• [Work order]:
Present the following data again exactly as it is shown.

:: Data extracts

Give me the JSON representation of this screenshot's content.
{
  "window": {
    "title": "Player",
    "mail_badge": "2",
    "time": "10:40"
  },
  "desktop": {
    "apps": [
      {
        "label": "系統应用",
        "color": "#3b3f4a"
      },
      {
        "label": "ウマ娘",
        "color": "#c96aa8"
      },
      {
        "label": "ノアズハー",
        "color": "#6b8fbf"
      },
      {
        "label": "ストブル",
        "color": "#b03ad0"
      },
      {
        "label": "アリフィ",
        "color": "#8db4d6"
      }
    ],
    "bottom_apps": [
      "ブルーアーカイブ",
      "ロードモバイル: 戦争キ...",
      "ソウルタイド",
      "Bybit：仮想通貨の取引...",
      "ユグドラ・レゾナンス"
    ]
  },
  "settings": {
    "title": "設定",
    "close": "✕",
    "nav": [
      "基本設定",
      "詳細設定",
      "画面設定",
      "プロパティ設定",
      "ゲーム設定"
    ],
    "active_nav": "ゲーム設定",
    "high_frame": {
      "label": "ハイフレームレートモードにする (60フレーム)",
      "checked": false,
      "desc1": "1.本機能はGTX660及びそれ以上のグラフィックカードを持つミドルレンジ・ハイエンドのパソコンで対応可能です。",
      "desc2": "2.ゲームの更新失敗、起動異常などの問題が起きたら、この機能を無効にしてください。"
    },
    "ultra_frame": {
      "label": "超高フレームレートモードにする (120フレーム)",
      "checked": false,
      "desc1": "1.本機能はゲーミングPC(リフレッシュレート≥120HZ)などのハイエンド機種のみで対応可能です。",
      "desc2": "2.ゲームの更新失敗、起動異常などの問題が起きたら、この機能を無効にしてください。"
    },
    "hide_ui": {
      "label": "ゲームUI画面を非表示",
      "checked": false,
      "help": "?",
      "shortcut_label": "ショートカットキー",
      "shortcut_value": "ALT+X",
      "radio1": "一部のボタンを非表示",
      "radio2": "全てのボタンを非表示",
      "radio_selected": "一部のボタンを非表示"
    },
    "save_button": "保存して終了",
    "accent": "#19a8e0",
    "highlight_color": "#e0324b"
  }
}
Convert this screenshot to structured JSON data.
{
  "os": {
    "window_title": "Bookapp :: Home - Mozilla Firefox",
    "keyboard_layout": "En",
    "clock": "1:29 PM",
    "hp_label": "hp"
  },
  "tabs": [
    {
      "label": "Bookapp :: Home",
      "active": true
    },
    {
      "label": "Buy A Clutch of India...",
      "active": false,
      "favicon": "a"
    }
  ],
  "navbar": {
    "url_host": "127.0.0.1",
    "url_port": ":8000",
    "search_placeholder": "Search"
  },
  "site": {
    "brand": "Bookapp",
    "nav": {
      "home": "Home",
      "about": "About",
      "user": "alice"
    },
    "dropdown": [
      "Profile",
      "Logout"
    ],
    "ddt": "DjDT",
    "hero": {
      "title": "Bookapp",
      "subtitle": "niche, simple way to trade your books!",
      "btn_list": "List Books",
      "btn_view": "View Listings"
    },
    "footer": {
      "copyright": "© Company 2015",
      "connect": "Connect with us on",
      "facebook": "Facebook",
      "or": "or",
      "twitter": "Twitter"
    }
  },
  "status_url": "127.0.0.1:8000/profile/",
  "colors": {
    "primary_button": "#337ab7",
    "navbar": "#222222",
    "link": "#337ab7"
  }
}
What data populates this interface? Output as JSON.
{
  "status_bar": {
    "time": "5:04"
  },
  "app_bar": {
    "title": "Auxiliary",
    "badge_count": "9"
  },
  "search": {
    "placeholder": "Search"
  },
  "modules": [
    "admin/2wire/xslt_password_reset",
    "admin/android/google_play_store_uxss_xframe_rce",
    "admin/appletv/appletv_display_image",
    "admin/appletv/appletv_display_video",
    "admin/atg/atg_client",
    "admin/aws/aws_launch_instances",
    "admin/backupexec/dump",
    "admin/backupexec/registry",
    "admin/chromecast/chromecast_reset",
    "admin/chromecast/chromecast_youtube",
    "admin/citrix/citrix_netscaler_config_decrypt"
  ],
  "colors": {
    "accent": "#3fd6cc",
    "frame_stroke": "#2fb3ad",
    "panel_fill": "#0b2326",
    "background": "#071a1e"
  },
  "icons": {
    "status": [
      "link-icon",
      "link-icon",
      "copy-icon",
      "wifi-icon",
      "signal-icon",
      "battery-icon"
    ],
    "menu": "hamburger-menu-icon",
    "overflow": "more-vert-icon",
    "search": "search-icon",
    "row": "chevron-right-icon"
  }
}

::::

• [Answer for this exercise]:
Give me the JSON representation of this screenshot's content.
{
  "window": {
    "title": "Player",
    "mail_badge": "2",
    "time": "10:40"
  },
  "desktop": {
    "apps": [
      {
        "label": "系統应用",
        "color": "#3b3f4a"
      },
      {
        "label": "ウマ娘",
        "color": "#c96aa8"
      },
      {
        "label": "ノアズハー",
        "color": "#6b8fbf"
      },
      {
        "label": "ストブル",
        "color": "#b03ad0"
      },
      {
        "label": "アリフィ",
        "color": "#8db4d6"
      }
    ],
    "bottom_apps": [
      "ブルーアーカイブ",
      "ロードモバイル: 戦争キ...",
      "ソウルタイド",
      "Bybit：仮想通貨の取引...",
      "ユグドラ・レゾナンス"
    ]
  },
  "settings": {
    "title": "設定",
    "close": "✕",
    "nav": [
      "基本設定",
      "詳細設定",
      "画面設定",
      "プロパティ設定",
      "ゲーム設定"
    ],
    "active_nav": "ゲーム設定",
    "high_frame": {
      "label": "ハイフレームレートモードにする (60フレーム)",
      "checked": false,
      "desc1": "1.本機能はGTX660及びそれ以上のグラフィックカードを持つミドルレンジ・ハイエンドのパソコンで対応可能です。",
      "desc2": "2.ゲームの更新失敗、起動異常などの問題が起きたら、この機能を無効にしてください。"
    },
    "ultra_frame": {
      "label": "超高フレームレートモードにする (120フレーム)",
      "checked": false,
      "desc1": "1.本機能はゲーミングPC(リフレッシュレート≥120HZ)などのハイエンド機種のみで対応可能です。",
      "desc2": "2.ゲームの更新失敗、起動異常などの問題が起きたら、この機能を無効にしてください。"
    },
    "hide_ui": {
      "label": "ゲームUI画面を非表示",
      "checked": false,
      "help": "?",
      "shortcut_label": "ショートカットキー",
      "shortcut_value": "ALT+X",
      "radio1": "一部のボタンを非表示",
      "radio2": "全てのボタンを非表示",
      "radio_selected": "一部のボタンを非表示"
    },
    "save_button": "保存して終了",
    "accent": "#19a8e0",
    "highlight_color": "#e0324b"
  }
}
Convert this screenshot to structured JSON data.
{
  "os": {
    "window_title": "Bookapp :: Home - Mozilla Firefox",
    "keyboard_layout": "En",
    "clock": "1:29 PM",
    "hp_label": "hp"
  },
  "tabs": [
    {
      "label": "Bookapp :: Home",
      "active": true
    },
    {
      "label": "Buy A Clutch of India...",
      "active": false,
      "favicon": "a"
    }
  ],
  "navbar": {
    "url_host": "127.0.0.1",
    "url_port": ":8000",
    "search_placeholder": "Search"
  },
  "site": {
    "brand": "Bookapp",
    "nav": {
      "home": "Home",
      "about": "About",
      "user": "alice"
    },
    "dropdown": [
      "Profile",
      "Logout"
    ],
    "ddt": "DjDT",
    "hero": {
      "title": "Bookapp",
      "subtitle": "niche, simple way to trade your books!",
      "btn_list": "List Books",
      "btn_view": "View Listings"
    },
    "footer": {
      "copyright": "© Company 2015",
      "connect": "Connect with us on",
      "facebook": "Facebook",
      "or": "or",
      "twitter": "Twitter"
    }
  },
  "status_url": "127.0.0.1:8000/profile/",
  "colors": {
    "primary_button": "#337ab7",
    "navbar": "#222222",
    "link": "#337ab7"
  }
}
What data populates this interface? Output as JSON.
{
  "status_bar": {
    "time": "5:04"
  },
  "app_bar": {
    "title": "Auxiliary",
    "badge_count": "9"
  },
  "search": {
    "placeholder": "Search"
  },
  "modules": [
    "admin/2wire/xslt_password_reset",
    "admin/android/google_play_store_uxss_xframe_rce",
    "admin/appletv/appletv_display_image",
    "admin/appletv/appletv_display_video",
    "admin/atg/atg_client",
    "admin/aws/aws_launch_instances",
    "admin/backupexec/dump",
    "admin/backupexec/registry",
    "admin/chromecast/chromecast_reset",
    "admin/chromecast/chromecast_youtube",
    "admin/citrix/citrix_netscaler_config_decrypt"
  ],
  "colors": {
    "accent": "#3fd6cc",
    "frame_stroke": "#2fb3ad",
    "panel_fill": "#0b2326",
    "background": "#071a1e"
  },
  "icons": {
    "status": [
      "link-icon",
      "link-icon",
      "copy-icon",
      "wifi-icon",
      "signal-icon",
      "battery-icon"
    ],
    "menu": "hamburger-menu-icon",
    "overflow": "more-vert-icon",
    "search": "search-icon",
    "row": "chevron-right-icon"
  }
}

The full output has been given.